Consider a power series $\sum_{n=0}^{\infty} a_n x^n$ that is convergent for all real x, thus defining a function $f: \mathbb{R} \to \mathbb{R}$. Can one give necessary and sufficient criteria the sequence of the coefficients $(a_n)$ has to meet in order for $f$ to be bounded on $\mathbb{R}$? (Let's disregard the trivial case that $a_0$ is the only non-zero coefficient and let's call a sequence "function-bounded" if the power series is bounded.) Criteria for boundedness seem to be far more difficult to obtain than the usual criteria for convergence of a power series, here some remarks:

a) A necessary condition for $\sum_n a_n x^n$ to be bounded is that there are infinitely many non-zero coefficients which change sign infinitely many times.

b) The boundedness of $f$ is an "unstable" property of the sequence of coefficients: any non-zero change in any finite subset (except $a_0$) will destroy boundedness. Thus the linear subspace of all function-bounded sequences is rather "sparse" in the vector space of all sequences representing convergent power series.

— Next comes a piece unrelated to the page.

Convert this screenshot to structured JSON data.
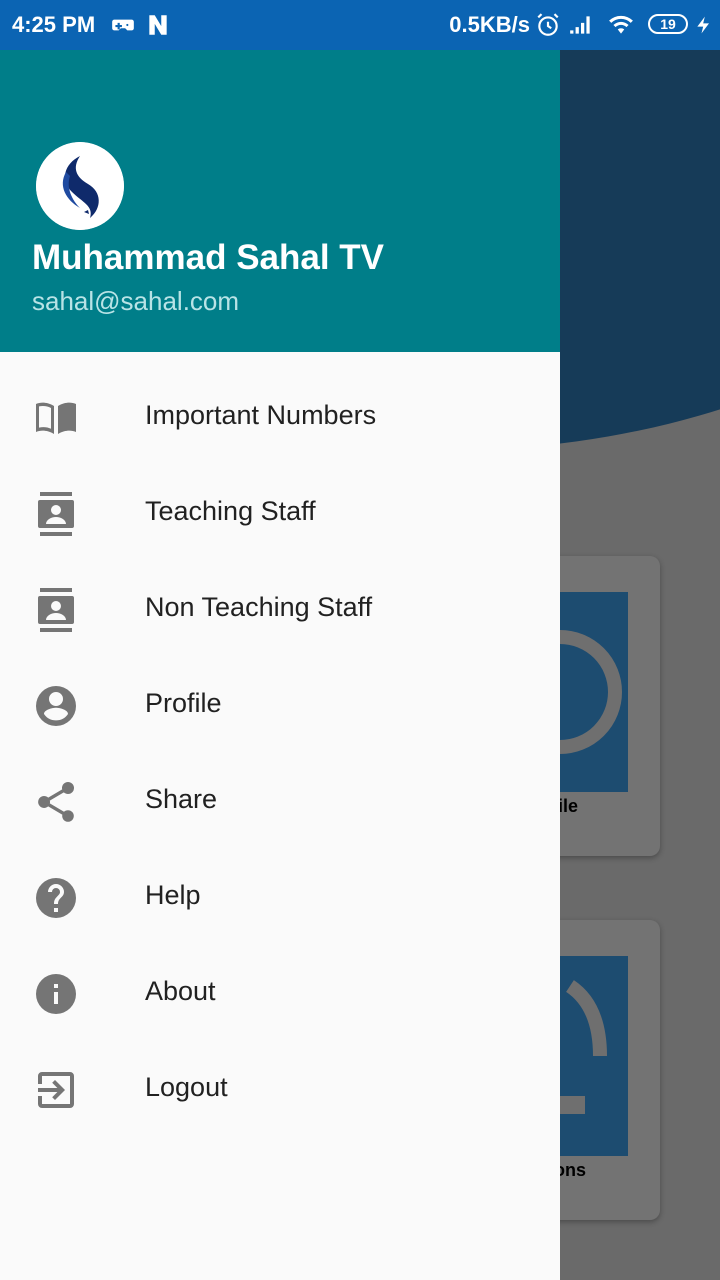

c) On the other hand, the linear subspace of all function-bounded sequences contains at least all power series of functions that can be written as $\cos \circ h$ with $h$ an entire, real-analytic function, and the algebraic span of these functions. One could conjecture that this space is already the space of all bounded functions that can be represented as power series[EDIT: seems to be refuted, cf. comment below]. And perhaps this could be a starting point for deducing the criteria.

EDIT (conjecture added):
Is is true, that every power series $\sum_{n=0}^{\infty} a_n x^n$ that is convergent for all real $x$ can be modified only by changing the signs of the terms to a convergent power series $\sum_{n=0}^{\infty} \epsilon_n a_n x^n, \quad \epsilon_n \in \{\pm1\}$ that is bounded for all real $x$?

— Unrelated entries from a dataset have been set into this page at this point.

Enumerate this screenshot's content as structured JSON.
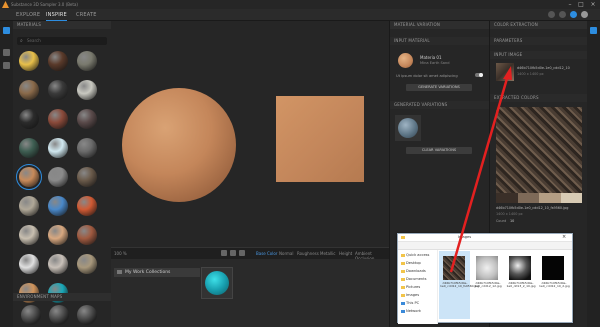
{
  "window": {
    "title": "Substance 3D Sampler 3.0 (Beta)"
  },
  "tabs": [
    {
      "label": "EXPLORE"
    },
    {
      "label": "INSPIRE"
    },
    {
      "label": "CREATE"
    }
  ],
  "panels": {
    "materials": {
      "title": "MATERIALS",
      "search_placeholder": "Search",
      "footer_title": "ENVIRONMENT MAPS"
    },
    "material_variation": {
      "title": "MATERIAL VARIATION",
      "input_section": "INPUT MATERIAL",
      "material_name": "Materia 01",
      "material_sub": "Mina Earth Sand",
      "toggle_label": "Ut ipsum dolor sit amet adipiscing",
      "generate_button": "GENERATE VARIATIONS",
      "generated_section": "GENERATED VARIATIONS",
      "remove_button": "CLEAR VARIATIONS"
    },
    "color_extraction": {
      "title": "COLOR EXTRACTION",
      "params_section": "PARAMETERS",
      "input_image_section": "INPUT IMAGE",
      "input_filename": "d46b710fb5d0e-1e0_cdd12_10",
      "input_size": "1400 x 1400 px",
      "extracted_section": "EXTRACTED COLORS",
      "file_caption": "d46b710fb5d0e-1e0_cdd12_10_fs9560.jpg",
      "file_meta": "1400 x 1400 px",
      "count_label": "Count",
      "count_value": "10"
    }
  },
  "viewport": {
    "zoom": "100 %",
    "view_tabs": [
      {
        "label": "Base Color"
      },
      {
        "label": "Normal"
      },
      {
        "label": "Roughness"
      },
      {
        "label": "Metallic"
      },
      {
        "label": "Height"
      },
      {
        "label": "Ambient Occlusion"
      }
    ],
    "collections_label": "My Work Collections"
  },
  "explorer": {
    "title": "Images",
    "nav": [
      "Quick access",
      "Desktop",
      "Downloads",
      "Documents",
      "Pictures",
      "Images",
      "This PC",
      "Network"
    ],
    "files": [
      {
        "name": "d46b710fb5d0e-1e0_cdd12_10_fs9560.jpg"
      },
      {
        "name": "d46b710fb5d0e-1e0_cdd12_12.jpg"
      },
      {
        "name": "d46b710fb5d0e-1e0_dd13_2_10.jpg"
      },
      {
        "name": "d46b710fb5d0e-1e0_cdd12_10_2.jpg"
      }
    ]
  },
  "colors": {
    "accent": "#2d8de0",
    "arrow": "#e32020",
    "panel_bg": "#262626",
    "sand": "#c78a5a",
    "extracted_swatches": [
      "#3a2f28",
      "#7e6a58",
      "#b49e84",
      "#d8cbb4"
    ]
  },
  "icons": {
    "title_logo": "sampler-logo-icon",
    "search": "search-icon",
    "close": "close-icon",
    "minimize": "minimize-icon",
    "maximize": "maximize-icon"
  }
}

Example: One can modifify the signs of the power series of the exponential function $\sum_{n=0}^{\infty} x^n/n!$ pretty easily to a bounded power series by $\epsilon_n = +1$ for $n = 0 or 1 \mod 4$ and $\epsilon_n = -1$ for $n = 2 or 3 \mod 4$, yielding the function $\sin(x) + \cos(x)$. (One can modify the signs pretty easily a bit further such that the power series is not only bounded on the real axis, but also on the imaginary axis - but this is not the question here).
I have neither succeeded in finding a counterexample nor in prooving this conjecture.

EDIT2: Thanks for the nice counterexample. I would like to improve the conjecture as follows: Define a power series $\sum_{n=0}^{\infty} a_n x^n$ as nondominant, if for all $x \in \mathbb{R}$ the absolute value of every term $a_kx^k$ is smaller or equal than the sum of the absolute values of all the other terms: $|a_kx^k| \le \sum_{n \neq k} |a_n x^n|$. The improved conjecture is: Is is true, that every nondominant power series $\sum_{n=0}^{\infty} a_n x^n$ that is convergent for all real $x$ can be modified only by changing the signs of the terms to a convergent power series $\sum_{n=0}^{\infty} \epsilon_n a_n x^n, \quad \epsilon_n \in \{\pm1\}$ that is bounded for all real $x$?

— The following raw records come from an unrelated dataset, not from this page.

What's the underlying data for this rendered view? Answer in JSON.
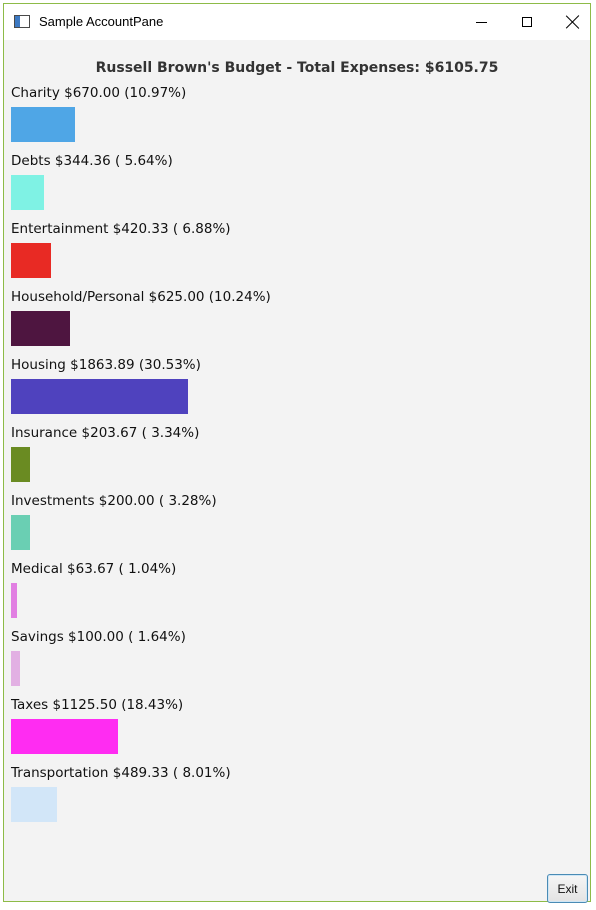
{
  "window": {
    "title": "Sample AccountPane",
    "controls": {
      "minimize": "minimize-icon",
      "maximize": "maximize-icon",
      "close": "close-icon"
    },
    "border_color": "#8dbb47"
  },
  "header": {
    "title": "Russell Brown's Budget - Total Expenses: $6105.75"
  },
  "chart_data": {
    "type": "bar",
    "orientation": "horizontal",
    "categories": [
      "Charity",
      "Debts",
      "Entertainment",
      "Household/Personal",
      "Housing",
      "Insurance",
      "Investments",
      "Medical",
      "Savings",
      "Taxes",
      "Transportation"
    ],
    "values": [
      670.0,
      344.36,
      420.33,
      625.0,
      1863.89,
      203.67,
      200.0,
      63.67,
      100.0,
      1125.5,
      489.33
    ],
    "percents": [
      10.97,
      5.64,
      6.88,
      10.24,
      30.53,
      3.34,
      3.28,
      1.04,
      1.64,
      18.43,
      8.01
    ],
    "total": 6105.75
  },
  "items": [
    {
      "label": "Charity $670.00 (10.97%)",
      "amount": 670.0,
      "color": "#4fa6e6"
    },
    {
      "label": "Debts $344.36 ( 5.64%)",
      "amount": 344.36,
      "color": "#7ff2e4"
    },
    {
      "label": "Entertainment $420.33 ( 6.88%)",
      "amount": 420.33,
      "color": "#e82a24"
    },
    {
      "label": "Household/Personal $625.00 (10.24%)",
      "amount": 625.0,
      "color": "#4e1540"
    },
    {
      "label": "Housing $1863.89 (30.53%)",
      "amount": 1863.89,
      "color": "#4f42be"
    },
    {
      "label": "Insurance $203.67 ( 3.34%)",
      "amount": 203.67,
      "color": "#6a8b22"
    },
    {
      "label": "Investments $200.00 ( 3.28%)",
      "amount": 200.0,
      "color": "#6acfb3"
    },
    {
      "label": "Medical $63.67 ( 1.04%)",
      "amount": 63.67,
      "color": "#e17fe2"
    },
    {
      "label": "Savings $100.00 ( 1.64%)",
      "amount": 100.0,
      "color": "#e2b0e3"
    },
    {
      "label": "Taxes $1125.50 (18.43%)",
      "amount": 1125.5,
      "color": "#ff2cf2"
    },
    {
      "label": "Transportation $489.33 ( 8.01%)",
      "amount": 489.33,
      "color": "#d2e6f8"
    }
  ],
  "buttons": {
    "exit_label": "Exit"
  }
}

nondominant seriestherein implies it is zero (consider by contradiction the first non-zero term $a_k$ and let $x\to0$). A weaker definition of nondominance may lead to interesting results though. – Pietro Majer Mar 10 '12 at 8:45